The value of advanced visibility
The key to aligning staff supply with clinical demand is advanced insight. While historical staffing data alone provides some benefits, it can’t adequately support proactive clinical capacity planning. Agile and informed staffing decisions require the ability to identify needs and address potential problems hours, days or months in advance.
Analyzing near real-time scheduling data in conjunction with historical staffing trends gives health systems the power to adjust and adapt in real-time. With data-driven visibility comes the potential for continuous change management that encourages strategic benefits including:

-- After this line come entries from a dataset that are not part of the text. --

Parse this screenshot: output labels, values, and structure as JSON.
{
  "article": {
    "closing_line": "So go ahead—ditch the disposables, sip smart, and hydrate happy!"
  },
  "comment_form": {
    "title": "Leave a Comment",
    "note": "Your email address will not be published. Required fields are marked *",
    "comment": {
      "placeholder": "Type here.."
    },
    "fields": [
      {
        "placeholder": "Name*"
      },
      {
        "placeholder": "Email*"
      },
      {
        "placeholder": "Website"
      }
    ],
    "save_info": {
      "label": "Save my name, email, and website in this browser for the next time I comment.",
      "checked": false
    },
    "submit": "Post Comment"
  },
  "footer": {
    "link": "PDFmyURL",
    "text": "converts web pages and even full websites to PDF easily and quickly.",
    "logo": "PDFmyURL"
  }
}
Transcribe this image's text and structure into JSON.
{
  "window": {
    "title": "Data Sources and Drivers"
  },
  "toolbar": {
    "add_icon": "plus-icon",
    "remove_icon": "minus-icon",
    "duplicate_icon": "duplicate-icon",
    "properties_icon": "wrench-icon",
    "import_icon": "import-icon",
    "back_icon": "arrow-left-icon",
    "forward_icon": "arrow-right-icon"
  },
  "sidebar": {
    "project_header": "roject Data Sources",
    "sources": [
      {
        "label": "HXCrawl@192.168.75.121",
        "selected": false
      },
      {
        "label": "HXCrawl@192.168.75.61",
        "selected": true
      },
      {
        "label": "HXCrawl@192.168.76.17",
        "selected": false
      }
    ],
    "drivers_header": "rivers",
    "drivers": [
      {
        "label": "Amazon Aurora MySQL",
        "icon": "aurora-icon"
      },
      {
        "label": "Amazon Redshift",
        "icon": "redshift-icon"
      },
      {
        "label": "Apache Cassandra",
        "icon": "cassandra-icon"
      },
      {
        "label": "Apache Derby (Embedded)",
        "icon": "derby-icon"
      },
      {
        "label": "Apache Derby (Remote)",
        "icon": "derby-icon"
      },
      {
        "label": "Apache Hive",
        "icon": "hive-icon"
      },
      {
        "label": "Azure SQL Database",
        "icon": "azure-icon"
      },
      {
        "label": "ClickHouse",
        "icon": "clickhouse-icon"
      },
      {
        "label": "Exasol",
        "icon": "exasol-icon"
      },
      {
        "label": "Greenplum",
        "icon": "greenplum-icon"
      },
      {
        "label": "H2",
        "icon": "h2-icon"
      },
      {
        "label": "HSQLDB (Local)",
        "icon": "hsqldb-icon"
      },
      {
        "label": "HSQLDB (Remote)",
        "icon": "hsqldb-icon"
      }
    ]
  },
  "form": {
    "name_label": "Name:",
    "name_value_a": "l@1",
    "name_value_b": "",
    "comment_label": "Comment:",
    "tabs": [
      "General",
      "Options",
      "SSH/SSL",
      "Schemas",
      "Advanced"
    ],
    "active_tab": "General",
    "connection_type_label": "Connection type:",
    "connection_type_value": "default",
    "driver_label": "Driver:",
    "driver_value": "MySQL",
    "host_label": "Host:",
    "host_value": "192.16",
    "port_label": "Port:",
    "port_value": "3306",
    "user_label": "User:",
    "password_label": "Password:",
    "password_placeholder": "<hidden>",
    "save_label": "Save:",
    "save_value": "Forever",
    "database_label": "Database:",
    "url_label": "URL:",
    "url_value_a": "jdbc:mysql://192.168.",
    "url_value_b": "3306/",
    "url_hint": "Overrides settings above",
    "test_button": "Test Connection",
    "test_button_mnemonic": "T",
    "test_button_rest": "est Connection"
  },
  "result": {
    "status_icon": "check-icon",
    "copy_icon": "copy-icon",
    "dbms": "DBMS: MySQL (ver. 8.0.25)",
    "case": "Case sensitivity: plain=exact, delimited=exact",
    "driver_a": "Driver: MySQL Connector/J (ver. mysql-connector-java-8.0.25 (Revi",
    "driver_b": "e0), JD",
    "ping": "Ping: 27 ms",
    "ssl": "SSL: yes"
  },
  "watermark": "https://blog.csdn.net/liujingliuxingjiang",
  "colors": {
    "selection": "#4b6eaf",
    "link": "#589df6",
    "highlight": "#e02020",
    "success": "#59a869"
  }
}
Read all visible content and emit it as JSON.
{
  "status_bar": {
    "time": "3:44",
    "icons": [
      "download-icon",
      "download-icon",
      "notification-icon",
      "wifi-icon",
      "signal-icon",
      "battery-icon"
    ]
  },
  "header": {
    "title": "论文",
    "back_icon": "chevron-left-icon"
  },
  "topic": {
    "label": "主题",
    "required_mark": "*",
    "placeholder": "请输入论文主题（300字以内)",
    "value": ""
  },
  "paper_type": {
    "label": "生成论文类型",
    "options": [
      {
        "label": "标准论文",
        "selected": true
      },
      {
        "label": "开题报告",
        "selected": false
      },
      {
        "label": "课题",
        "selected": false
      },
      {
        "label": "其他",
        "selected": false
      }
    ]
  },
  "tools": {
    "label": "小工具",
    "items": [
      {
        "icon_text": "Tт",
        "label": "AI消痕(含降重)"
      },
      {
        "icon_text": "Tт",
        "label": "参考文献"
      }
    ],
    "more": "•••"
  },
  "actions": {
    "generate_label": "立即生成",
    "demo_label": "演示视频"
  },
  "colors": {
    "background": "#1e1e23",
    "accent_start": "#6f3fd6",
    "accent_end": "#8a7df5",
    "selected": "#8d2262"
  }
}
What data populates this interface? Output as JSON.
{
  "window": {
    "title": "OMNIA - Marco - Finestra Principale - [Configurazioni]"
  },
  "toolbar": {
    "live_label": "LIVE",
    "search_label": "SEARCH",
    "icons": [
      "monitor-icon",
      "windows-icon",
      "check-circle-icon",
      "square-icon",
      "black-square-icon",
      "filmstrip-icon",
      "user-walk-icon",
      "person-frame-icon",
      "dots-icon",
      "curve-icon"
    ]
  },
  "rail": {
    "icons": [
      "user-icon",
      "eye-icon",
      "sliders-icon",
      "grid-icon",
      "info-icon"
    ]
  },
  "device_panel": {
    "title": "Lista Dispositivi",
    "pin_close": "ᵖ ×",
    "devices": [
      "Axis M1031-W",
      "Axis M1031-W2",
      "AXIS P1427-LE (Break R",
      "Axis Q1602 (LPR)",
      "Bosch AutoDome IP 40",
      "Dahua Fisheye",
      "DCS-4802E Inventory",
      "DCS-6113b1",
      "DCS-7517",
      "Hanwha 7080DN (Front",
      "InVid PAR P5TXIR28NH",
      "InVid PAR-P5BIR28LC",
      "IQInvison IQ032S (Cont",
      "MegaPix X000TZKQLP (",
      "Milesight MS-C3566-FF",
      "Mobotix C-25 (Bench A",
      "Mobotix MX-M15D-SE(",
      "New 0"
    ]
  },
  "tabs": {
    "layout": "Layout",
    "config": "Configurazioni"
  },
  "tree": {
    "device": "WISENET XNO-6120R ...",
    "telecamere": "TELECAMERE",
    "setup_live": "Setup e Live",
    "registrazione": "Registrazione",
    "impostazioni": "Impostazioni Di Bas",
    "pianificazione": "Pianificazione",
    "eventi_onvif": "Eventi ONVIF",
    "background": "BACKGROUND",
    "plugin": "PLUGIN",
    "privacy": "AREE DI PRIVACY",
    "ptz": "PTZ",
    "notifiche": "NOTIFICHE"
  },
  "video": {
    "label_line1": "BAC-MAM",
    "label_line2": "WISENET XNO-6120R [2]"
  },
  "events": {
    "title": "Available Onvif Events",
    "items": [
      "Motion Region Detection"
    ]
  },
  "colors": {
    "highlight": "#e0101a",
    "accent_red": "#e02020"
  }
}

● Increasing clinical capacity. Evaluating staff resources at both the department and enterprise levels monthly, weekly or daily lets health systems plan further into the future and better match each clinical area’s demands to the available provider supply. Although every specialty has unique staffing requirements that benefit from local management, enterprise-wide views can serve much like a traffic control function that drives strategic accountability and ideal resource deployment.
For example, analyzing the breakdown of clinical activity by facility or location could keep staffing plans in harmony with facility management and expansion efforts. Likewise, analyzing the breakdown of clinical activity by specialty could pinpoint FTE trends and variability by department or subspecialty.